» Raw data
-*-*-

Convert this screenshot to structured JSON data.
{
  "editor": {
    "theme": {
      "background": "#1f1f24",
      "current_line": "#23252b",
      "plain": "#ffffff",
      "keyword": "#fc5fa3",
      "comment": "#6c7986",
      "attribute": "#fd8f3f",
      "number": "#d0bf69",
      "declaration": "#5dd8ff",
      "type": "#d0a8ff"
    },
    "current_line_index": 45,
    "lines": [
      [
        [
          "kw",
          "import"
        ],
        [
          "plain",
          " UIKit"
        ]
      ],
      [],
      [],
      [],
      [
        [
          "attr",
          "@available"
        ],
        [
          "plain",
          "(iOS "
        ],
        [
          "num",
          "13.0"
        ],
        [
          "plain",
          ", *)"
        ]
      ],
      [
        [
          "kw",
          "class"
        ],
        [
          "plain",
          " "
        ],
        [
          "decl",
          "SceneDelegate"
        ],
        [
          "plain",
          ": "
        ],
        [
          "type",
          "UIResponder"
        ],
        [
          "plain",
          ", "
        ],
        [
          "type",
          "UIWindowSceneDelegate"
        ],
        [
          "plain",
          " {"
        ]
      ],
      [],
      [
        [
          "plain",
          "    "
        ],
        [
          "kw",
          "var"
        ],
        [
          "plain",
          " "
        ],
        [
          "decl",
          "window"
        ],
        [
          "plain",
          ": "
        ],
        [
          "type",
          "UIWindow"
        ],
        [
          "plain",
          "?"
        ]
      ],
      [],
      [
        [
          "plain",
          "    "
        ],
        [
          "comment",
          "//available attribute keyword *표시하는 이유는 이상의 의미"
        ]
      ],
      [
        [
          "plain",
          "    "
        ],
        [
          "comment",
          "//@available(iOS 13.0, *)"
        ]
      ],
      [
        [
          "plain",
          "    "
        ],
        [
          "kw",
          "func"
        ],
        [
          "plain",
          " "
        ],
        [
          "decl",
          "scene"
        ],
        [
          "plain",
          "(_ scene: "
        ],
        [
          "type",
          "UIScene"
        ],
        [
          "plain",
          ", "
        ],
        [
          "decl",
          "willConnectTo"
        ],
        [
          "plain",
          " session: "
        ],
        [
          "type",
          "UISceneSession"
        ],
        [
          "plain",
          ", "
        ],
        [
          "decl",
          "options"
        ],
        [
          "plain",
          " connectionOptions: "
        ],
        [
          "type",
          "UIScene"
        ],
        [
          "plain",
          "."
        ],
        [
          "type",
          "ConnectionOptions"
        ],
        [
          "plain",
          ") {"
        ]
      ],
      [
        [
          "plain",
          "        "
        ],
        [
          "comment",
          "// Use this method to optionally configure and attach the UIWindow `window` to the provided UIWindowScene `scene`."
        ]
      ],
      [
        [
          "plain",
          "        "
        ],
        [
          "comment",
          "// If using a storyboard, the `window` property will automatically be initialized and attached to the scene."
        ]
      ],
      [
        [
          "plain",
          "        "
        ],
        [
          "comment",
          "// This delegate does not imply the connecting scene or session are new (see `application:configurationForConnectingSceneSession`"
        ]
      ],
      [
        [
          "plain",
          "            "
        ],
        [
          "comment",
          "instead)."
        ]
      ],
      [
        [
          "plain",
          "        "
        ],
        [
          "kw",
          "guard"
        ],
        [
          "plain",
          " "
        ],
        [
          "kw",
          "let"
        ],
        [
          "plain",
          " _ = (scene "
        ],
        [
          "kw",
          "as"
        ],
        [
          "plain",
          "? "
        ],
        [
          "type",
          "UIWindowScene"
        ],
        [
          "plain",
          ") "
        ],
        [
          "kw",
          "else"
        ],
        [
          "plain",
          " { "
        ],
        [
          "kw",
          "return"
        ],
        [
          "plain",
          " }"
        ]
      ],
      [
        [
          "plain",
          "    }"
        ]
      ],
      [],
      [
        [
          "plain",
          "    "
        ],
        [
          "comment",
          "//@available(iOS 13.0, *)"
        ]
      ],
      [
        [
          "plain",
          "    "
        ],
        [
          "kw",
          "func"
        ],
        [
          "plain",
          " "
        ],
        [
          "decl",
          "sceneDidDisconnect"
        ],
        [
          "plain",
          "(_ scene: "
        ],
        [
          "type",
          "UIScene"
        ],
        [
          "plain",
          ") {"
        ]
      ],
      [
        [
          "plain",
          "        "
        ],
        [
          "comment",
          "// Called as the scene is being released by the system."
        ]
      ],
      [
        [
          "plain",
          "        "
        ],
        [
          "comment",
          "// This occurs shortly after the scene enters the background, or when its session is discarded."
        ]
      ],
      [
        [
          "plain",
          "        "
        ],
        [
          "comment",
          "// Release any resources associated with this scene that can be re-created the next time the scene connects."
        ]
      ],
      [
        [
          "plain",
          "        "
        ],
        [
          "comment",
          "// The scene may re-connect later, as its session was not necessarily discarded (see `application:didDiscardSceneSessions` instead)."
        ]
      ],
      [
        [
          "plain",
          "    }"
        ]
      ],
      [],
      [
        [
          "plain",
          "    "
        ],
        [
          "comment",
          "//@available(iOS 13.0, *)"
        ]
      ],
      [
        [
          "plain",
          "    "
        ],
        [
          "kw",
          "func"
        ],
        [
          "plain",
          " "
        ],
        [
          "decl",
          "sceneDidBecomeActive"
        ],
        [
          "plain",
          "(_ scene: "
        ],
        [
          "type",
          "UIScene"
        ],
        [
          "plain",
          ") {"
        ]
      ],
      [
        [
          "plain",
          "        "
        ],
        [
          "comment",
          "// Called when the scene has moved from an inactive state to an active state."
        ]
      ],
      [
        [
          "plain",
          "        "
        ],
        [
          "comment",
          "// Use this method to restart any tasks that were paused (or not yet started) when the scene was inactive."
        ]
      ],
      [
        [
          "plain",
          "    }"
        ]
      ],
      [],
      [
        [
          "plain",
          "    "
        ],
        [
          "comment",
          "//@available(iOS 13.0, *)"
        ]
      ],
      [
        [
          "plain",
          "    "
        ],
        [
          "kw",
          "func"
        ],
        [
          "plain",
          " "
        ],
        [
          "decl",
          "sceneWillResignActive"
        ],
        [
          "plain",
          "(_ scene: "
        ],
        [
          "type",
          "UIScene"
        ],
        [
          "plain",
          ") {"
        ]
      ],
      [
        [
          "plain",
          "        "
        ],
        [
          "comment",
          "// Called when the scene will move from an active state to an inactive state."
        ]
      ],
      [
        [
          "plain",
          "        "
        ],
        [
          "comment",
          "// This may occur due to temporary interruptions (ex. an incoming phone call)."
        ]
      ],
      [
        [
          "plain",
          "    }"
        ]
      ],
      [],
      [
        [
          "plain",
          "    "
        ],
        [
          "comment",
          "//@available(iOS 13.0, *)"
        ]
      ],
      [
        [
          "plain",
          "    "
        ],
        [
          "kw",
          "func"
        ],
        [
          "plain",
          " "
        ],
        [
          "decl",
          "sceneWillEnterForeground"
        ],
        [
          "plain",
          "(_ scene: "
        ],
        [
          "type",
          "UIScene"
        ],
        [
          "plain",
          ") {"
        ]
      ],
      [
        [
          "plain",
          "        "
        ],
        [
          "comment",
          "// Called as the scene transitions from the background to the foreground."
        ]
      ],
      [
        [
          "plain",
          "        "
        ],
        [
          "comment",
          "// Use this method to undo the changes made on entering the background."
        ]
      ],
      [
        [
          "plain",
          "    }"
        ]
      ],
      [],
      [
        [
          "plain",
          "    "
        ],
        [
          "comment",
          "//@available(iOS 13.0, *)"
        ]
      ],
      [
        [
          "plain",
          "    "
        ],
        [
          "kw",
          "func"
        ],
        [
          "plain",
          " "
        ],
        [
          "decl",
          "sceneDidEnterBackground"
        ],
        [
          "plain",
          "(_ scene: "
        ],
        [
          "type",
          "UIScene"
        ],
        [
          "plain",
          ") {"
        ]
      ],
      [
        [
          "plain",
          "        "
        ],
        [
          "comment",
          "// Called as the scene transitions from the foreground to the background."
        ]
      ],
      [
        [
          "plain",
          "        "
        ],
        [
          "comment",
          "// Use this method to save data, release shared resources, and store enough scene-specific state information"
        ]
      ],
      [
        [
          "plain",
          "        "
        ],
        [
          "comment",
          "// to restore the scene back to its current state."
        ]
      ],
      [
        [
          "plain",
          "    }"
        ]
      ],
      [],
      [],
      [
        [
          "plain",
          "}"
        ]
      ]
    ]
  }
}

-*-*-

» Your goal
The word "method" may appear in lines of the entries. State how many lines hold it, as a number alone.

» Solution below
4